• Controllable Experience Modifier – The gap between the current experience modifier and the desired, minimum experience modifier. In essence, the controllable modifier the difference in additional premium as business is currently are paying over their minimum experience modifier.
• Ultimate Cost of Loss, a.k.a. Your Payback Ratio – For each dollar the insurance company spends for an injury, how much is a business paying back to the insurance company for that injury over the three years that it impacts their experience modifier?
• Actual Losses versus Expected Losses – Is the business doing better or worse than average? This report shows a business leader a year by year comparison of how much claim dollars are in comparison to what the rating bureau expected based on their reported payrolls.
• Experience Modifier State Ranking – In some states, business can measure their performance against their peers
• Incident Statistics – The safer a business is, the better performing they are. A year by year snapshots of injury data: number of injuries, number of lost time injuries, number of near misses, OSHA Recorable Rate, OSHA Dart Rate, experience modifier history, new employee injury rate, number of auto accidents, or any statistic a business merits.
• HR Statistics – A year by year snapshots of a business' employment data: employee turnover rate, new employee turnover rate, average tenure of employee, or any statistic a business merits.
• Insurance Statistics – How does the insurance world view a business?

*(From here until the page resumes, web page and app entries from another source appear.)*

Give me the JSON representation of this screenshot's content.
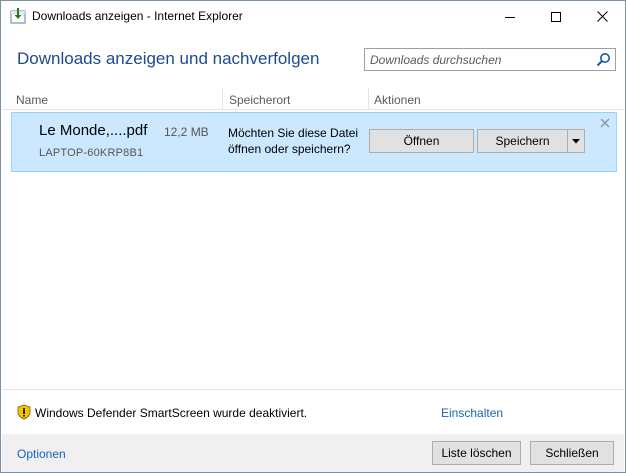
{
  "window": {
    "title": "Downloads anzeigen - Internet Explorer"
  },
  "header": {
    "title": "Downloads anzeigen und nachverfolgen"
  },
  "search": {
    "placeholder": "Downloads durchsuchen",
    "value": ""
  },
  "columns": {
    "name": "Name",
    "location": "Speicherort",
    "actions": "Aktionen"
  },
  "download": {
    "file_name": "Le Monde,....pdf",
    "file_size": "12,2 MB",
    "source": "LAPTOP-60KRP8B1",
    "question": "Möchten Sie diese Datei öffnen oder speichern?",
    "open_label": "Öffnen",
    "save_label": "Speichern"
  },
  "smartscreen": {
    "message": "Windows Defender SmartScreen wurde deaktiviert.",
    "enable_link": "Einschalten"
  },
  "footer": {
    "options_link": "Optionen",
    "clear_list_label": "Liste löschen",
    "close_label": "Schließen"
  },
  "icons": {
    "app": "ie-downloads-icon",
    "search": "search-icon",
    "shield": "warning-shield-icon",
    "dropdown": "chevron-down-icon",
    "remove": "close-icon"
  },
  "colors": {
    "title_blue": "#1c4a8c",
    "link_blue": "#1a62b8",
    "selected_row": "#cce8ff",
    "selected_border": "#99d1ff",
    "footer_bg": "#f0f0f0"
  }
}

Many times the insurance industries perception as to a business' risks can also foretell how well a business is actually operating: A year by year snapshots of your insurance data: Workers' Comp Net Rate per $100 payroll, General Liability Net rate per $1,000 of revenue, Auto Liability Net Rate per powered vehicle, Property Rate per $1,000 of coverage.
• Trending Your Statistics – If a business are growing, a business should use all of the above statistics using as a consistent comparative basis such as full time equivalent employees, hours worked, or total operational payroll to that the change in size of your company does not skew the statistics.
Benchmark results. If you do not measure it, you cannot determine if you are doing a good job or not.